An analogous process is taking place today. This time, the United States, the heart of world imperialism, is a focus of the global short-circuiting of democratic rule. The coup orchestrated by Donald Trump on January 6, 2021, is being followed by a devastating wave of attacks on democratic rights under Biden’s Democratic administration, which prepares a dictatorship domestically and ruthless war abroad.
Trump’s electoral coup serves as an open model for Bolsonaro in Brazil. But there are also immense similarities in the attitude of Brazilian bourgeois parties, especially the PT, to the spineless response of the Democratic Party, which was more concerned with the risk of a social explosion than with the threat of fascism. Biden entrusted the military with the task of preventing the coup openly announced by Trump and called for collaboration with his “Republican colleagues” to govern.

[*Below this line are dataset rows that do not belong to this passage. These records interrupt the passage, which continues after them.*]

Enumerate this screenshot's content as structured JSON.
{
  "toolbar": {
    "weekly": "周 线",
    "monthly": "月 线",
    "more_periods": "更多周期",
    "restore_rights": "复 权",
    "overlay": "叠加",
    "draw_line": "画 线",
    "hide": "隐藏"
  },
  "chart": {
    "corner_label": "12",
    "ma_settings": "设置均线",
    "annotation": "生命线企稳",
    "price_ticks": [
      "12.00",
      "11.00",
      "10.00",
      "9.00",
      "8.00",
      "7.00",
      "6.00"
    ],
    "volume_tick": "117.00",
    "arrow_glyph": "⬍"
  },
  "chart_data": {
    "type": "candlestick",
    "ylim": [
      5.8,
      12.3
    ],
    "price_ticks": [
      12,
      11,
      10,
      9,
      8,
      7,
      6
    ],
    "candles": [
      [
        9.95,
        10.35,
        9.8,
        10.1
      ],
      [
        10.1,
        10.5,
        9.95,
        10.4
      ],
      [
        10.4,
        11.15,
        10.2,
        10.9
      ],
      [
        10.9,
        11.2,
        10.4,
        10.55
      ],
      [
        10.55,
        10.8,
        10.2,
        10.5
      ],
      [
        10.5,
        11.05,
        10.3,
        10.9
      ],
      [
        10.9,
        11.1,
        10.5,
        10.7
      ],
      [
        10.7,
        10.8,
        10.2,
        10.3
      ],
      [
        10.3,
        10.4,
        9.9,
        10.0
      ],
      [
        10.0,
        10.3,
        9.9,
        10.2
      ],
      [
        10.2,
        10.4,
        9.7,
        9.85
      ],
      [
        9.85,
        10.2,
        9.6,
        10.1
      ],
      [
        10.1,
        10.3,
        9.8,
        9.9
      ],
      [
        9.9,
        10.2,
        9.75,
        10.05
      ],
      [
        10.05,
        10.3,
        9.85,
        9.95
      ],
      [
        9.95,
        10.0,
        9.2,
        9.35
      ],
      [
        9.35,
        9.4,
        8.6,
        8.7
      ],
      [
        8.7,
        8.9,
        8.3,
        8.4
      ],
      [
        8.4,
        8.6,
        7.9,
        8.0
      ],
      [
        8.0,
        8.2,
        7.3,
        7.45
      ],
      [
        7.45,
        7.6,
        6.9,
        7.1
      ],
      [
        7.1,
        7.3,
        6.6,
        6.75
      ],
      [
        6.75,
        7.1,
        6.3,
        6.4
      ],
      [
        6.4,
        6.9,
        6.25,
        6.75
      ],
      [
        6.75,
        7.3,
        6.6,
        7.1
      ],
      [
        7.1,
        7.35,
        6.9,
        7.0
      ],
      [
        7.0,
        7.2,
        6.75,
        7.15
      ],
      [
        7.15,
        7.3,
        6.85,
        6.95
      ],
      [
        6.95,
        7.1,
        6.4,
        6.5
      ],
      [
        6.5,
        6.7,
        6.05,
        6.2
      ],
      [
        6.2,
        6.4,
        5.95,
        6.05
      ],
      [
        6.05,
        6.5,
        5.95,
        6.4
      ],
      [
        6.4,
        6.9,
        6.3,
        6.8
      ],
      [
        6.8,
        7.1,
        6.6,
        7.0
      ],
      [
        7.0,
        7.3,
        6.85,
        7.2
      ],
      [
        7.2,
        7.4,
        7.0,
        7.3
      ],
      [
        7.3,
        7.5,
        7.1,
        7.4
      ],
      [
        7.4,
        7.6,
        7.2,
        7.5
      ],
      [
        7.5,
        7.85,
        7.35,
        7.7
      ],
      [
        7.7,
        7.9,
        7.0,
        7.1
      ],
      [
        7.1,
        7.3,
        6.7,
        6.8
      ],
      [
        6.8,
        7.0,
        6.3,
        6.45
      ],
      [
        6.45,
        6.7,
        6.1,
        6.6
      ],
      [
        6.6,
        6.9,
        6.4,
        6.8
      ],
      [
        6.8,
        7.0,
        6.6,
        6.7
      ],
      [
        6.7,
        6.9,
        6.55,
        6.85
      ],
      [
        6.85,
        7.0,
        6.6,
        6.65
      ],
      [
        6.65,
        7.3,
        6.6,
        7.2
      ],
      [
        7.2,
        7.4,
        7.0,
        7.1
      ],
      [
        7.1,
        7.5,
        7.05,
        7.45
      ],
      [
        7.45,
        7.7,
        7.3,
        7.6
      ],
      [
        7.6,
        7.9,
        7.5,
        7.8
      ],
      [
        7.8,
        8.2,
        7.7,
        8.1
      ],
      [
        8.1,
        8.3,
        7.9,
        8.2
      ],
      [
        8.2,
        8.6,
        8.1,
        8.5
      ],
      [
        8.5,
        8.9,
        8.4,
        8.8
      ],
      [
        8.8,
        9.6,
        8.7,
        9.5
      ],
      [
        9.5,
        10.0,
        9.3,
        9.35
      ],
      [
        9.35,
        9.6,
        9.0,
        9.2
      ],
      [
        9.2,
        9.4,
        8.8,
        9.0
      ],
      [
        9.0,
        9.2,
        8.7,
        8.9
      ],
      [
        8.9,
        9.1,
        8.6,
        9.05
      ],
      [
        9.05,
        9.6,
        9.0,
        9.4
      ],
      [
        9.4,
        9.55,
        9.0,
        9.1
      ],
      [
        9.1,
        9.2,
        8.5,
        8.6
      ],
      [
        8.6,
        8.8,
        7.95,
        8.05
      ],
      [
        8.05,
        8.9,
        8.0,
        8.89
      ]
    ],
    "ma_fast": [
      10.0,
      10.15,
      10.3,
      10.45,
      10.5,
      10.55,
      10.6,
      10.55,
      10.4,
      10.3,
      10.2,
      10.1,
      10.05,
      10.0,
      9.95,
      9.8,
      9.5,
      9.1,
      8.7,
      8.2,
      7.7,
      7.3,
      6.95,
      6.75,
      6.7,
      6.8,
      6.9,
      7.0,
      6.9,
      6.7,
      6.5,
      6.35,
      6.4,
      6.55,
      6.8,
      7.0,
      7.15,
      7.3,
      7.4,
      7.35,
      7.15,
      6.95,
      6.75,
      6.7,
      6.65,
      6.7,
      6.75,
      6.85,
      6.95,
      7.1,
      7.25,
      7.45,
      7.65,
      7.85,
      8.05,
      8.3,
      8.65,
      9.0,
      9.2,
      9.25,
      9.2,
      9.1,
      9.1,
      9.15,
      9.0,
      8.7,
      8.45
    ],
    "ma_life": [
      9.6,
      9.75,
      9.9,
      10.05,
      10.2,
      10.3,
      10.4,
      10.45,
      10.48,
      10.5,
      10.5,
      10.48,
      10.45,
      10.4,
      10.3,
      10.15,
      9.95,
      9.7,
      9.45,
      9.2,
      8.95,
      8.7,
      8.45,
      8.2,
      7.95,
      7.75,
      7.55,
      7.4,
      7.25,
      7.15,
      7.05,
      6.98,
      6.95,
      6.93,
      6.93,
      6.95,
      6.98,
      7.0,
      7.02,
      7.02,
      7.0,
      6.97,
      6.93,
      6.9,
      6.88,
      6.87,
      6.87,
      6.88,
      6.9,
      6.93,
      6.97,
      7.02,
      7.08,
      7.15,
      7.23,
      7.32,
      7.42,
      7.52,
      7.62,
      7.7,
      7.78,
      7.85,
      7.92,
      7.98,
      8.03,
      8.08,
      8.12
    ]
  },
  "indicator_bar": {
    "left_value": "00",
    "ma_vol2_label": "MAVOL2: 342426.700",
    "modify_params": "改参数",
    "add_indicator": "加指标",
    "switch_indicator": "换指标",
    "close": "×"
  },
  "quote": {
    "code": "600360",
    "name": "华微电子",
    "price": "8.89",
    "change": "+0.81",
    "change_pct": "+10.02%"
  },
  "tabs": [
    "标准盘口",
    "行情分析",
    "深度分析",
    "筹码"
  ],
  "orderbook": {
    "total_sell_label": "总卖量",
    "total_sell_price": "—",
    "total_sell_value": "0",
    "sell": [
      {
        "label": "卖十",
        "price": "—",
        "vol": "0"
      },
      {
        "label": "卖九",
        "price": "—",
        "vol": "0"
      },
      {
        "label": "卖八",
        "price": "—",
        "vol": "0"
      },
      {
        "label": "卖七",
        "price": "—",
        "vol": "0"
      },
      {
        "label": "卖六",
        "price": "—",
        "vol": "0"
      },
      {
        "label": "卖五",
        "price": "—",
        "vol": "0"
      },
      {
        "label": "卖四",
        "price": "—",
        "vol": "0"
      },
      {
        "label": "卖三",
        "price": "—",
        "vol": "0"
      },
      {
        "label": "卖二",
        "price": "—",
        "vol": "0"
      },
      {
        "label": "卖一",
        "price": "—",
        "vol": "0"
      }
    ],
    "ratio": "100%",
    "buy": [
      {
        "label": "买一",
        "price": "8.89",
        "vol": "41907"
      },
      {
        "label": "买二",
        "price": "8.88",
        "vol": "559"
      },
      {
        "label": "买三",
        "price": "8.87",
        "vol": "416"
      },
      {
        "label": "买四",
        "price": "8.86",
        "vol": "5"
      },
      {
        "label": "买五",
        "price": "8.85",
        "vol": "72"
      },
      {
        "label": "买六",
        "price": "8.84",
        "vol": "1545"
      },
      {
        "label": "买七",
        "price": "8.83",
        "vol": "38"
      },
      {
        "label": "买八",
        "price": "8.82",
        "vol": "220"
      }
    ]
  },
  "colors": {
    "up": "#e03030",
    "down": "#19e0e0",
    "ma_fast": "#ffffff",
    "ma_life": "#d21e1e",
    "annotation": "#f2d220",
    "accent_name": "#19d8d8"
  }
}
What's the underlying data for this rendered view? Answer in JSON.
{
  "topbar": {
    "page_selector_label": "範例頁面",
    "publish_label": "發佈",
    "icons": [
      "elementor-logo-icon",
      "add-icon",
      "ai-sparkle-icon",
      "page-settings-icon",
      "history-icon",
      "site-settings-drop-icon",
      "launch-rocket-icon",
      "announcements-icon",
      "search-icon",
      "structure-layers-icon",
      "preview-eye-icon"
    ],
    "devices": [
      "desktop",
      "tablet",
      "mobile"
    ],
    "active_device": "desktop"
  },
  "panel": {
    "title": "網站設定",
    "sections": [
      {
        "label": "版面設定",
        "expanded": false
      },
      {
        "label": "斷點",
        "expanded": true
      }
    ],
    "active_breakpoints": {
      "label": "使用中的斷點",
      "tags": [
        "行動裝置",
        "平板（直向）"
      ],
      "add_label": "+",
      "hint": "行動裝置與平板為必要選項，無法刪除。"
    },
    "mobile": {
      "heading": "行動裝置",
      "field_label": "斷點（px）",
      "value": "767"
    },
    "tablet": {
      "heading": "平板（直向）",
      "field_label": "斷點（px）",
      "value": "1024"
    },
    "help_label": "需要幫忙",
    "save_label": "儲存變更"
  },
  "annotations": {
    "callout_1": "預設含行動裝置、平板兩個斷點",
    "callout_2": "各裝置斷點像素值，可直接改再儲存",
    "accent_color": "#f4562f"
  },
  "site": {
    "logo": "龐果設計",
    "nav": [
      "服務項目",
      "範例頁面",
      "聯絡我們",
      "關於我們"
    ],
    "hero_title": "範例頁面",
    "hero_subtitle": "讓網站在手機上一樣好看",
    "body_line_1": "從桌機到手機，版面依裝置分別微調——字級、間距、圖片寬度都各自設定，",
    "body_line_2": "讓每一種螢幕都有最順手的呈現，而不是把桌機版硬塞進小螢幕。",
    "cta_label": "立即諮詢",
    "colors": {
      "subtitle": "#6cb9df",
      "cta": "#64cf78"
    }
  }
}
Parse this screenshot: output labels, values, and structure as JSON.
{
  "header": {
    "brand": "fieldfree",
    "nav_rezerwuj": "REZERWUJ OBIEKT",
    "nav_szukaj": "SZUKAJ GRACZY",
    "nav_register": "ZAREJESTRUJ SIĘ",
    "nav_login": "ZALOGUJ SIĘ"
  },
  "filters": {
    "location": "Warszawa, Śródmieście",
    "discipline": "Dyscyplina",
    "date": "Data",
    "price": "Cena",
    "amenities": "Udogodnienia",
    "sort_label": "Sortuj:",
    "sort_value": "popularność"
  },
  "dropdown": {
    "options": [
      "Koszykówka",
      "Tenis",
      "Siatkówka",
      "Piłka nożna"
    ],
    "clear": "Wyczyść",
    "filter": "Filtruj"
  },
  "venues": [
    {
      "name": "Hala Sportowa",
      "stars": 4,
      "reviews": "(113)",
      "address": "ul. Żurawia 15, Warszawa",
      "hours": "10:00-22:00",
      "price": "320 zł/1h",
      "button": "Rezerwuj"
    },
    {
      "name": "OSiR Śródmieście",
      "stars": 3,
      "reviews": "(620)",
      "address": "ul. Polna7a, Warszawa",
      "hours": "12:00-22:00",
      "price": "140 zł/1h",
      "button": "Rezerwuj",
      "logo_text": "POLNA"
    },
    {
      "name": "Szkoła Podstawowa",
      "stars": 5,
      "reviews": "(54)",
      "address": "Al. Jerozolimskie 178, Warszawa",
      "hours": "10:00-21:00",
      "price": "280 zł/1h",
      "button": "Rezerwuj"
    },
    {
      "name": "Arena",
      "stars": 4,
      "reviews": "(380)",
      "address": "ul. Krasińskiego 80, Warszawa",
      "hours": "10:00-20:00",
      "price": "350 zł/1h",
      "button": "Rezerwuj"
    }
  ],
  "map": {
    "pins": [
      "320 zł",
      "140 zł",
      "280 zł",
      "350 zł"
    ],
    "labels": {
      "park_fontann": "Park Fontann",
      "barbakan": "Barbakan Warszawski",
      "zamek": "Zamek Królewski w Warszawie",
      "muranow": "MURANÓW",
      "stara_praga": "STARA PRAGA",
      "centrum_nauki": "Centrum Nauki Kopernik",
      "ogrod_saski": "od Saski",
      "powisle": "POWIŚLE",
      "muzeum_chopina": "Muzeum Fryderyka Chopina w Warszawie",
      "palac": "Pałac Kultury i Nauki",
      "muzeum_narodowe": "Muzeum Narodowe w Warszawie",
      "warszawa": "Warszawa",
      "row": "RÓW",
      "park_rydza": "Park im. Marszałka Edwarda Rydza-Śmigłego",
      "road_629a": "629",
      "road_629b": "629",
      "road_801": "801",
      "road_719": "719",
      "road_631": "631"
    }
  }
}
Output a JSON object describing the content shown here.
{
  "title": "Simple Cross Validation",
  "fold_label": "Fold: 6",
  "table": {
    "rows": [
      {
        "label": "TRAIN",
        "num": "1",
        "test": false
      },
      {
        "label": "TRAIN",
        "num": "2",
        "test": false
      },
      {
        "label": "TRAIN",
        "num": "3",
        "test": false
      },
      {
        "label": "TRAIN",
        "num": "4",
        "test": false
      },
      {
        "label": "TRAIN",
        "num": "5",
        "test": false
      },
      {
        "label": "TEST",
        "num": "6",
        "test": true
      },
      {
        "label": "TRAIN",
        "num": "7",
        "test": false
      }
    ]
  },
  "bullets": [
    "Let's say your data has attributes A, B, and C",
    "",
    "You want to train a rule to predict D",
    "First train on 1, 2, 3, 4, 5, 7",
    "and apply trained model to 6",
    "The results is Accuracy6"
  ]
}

Brazil’s former president Lula, of the PT, while dealing with the coup threats by means of backroom dialogue with the military, is running against Bolsonaro under the banner of “bringing the divergent together” to save democracy. This means a compromise to make the most right-wing government in the PT’s history. As Trotsky said, this path can only lead to the dead end of fascism.
The military has already announced that it is preparing for a US-style“Capitol scenario”in the coming Brazilian elections. Their attitude toward a coup—whether they will support Bolsonaro as dictator, stand against him, or take power themselves in the name of preserving political stability—remains an open question.
A consistent response to the dictatorial threats can only come from the independent political mobilization of the working class. Across the globe, the explosive conditions of the world capitalist crisis are driving workers to mass strikes and protests. The unification of this powerful movement under the banner of world socialist revolution is the necessary basis for fighting war, social inequality, and the pandemic in Brazil and around the world. That is the perspective fought for by the Socialist Equality Group in Brazil (GSI) and the International Committee of the Fourth International (ICFI).